(Data records for software interfaces)
━━━━━━━━━━━━━━━━

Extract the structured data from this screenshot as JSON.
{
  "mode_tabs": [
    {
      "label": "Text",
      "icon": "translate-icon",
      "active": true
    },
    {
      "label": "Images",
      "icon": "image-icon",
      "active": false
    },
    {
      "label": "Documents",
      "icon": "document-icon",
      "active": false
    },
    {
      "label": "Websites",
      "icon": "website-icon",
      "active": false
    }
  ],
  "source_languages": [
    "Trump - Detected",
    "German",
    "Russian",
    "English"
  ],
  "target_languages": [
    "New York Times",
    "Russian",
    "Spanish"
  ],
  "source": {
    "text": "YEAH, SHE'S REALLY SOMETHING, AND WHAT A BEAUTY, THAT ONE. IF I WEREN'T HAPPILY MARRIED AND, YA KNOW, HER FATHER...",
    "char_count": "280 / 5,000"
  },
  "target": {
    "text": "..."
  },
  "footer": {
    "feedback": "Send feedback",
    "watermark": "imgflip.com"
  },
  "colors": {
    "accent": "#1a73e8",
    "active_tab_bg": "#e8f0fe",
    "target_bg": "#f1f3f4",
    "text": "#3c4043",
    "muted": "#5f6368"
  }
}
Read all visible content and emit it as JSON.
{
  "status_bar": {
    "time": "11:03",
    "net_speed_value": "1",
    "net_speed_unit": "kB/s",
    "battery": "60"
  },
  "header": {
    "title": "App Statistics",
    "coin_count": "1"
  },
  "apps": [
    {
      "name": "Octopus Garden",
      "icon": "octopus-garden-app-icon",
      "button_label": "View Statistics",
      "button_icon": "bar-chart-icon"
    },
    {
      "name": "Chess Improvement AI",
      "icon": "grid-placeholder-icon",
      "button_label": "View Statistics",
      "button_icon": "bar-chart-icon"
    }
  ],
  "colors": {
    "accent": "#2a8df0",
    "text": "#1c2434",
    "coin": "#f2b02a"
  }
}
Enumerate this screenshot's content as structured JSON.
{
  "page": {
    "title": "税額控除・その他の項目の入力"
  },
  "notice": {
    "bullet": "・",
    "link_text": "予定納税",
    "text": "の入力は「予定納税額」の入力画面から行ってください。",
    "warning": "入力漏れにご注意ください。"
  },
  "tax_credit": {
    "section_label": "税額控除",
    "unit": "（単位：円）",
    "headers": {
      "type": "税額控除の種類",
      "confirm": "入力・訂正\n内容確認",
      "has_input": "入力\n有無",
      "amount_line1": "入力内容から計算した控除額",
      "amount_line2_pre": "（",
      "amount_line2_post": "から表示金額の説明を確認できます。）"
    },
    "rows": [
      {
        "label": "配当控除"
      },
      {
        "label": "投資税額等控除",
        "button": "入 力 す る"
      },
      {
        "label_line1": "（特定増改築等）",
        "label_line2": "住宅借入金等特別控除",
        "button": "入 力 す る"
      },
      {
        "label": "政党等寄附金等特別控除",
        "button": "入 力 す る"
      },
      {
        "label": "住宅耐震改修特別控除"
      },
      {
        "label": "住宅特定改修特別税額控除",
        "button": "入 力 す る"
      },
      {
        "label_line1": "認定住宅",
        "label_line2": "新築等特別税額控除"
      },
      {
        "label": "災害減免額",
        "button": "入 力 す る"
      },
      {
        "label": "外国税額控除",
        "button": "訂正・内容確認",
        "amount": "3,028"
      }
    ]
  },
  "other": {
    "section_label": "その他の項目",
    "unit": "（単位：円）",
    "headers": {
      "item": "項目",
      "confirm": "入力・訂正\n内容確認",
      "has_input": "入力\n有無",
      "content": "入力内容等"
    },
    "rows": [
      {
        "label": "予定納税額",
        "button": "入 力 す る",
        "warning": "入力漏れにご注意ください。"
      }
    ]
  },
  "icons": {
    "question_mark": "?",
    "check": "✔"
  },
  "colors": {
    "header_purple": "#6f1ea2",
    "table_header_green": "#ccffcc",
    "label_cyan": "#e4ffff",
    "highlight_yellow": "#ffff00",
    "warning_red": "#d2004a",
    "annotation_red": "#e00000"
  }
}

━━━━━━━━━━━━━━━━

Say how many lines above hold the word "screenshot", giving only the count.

**EXERCISE ANSWER:** 2